_PROBLEM TO WORK ON_
Each line holding the word "label" must appear in the answer, copied from the entries.

_RAW DATA_
◆ ◆ ◆ ◆
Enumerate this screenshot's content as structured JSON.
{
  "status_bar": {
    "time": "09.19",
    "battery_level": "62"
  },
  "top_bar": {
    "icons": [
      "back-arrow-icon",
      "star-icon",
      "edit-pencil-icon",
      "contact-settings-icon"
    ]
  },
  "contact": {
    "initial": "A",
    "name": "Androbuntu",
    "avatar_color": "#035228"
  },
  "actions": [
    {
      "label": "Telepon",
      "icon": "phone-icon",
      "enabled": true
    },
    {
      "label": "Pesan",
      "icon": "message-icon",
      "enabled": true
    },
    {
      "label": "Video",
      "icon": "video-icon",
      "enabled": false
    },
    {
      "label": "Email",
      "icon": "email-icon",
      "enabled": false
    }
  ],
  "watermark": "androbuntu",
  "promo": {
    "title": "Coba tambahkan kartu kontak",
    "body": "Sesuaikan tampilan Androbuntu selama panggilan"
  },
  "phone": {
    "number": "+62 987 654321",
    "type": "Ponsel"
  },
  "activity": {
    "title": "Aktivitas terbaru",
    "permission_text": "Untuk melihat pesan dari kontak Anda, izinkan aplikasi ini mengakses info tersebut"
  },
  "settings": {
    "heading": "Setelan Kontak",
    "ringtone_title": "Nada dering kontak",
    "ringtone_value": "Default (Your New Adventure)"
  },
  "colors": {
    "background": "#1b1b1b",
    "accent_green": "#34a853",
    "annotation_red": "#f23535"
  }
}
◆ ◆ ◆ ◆
_SOLUTION_
      "label": "Telepon",
      "label": "Pesan",
      "label": "Video",
      "label": "Email",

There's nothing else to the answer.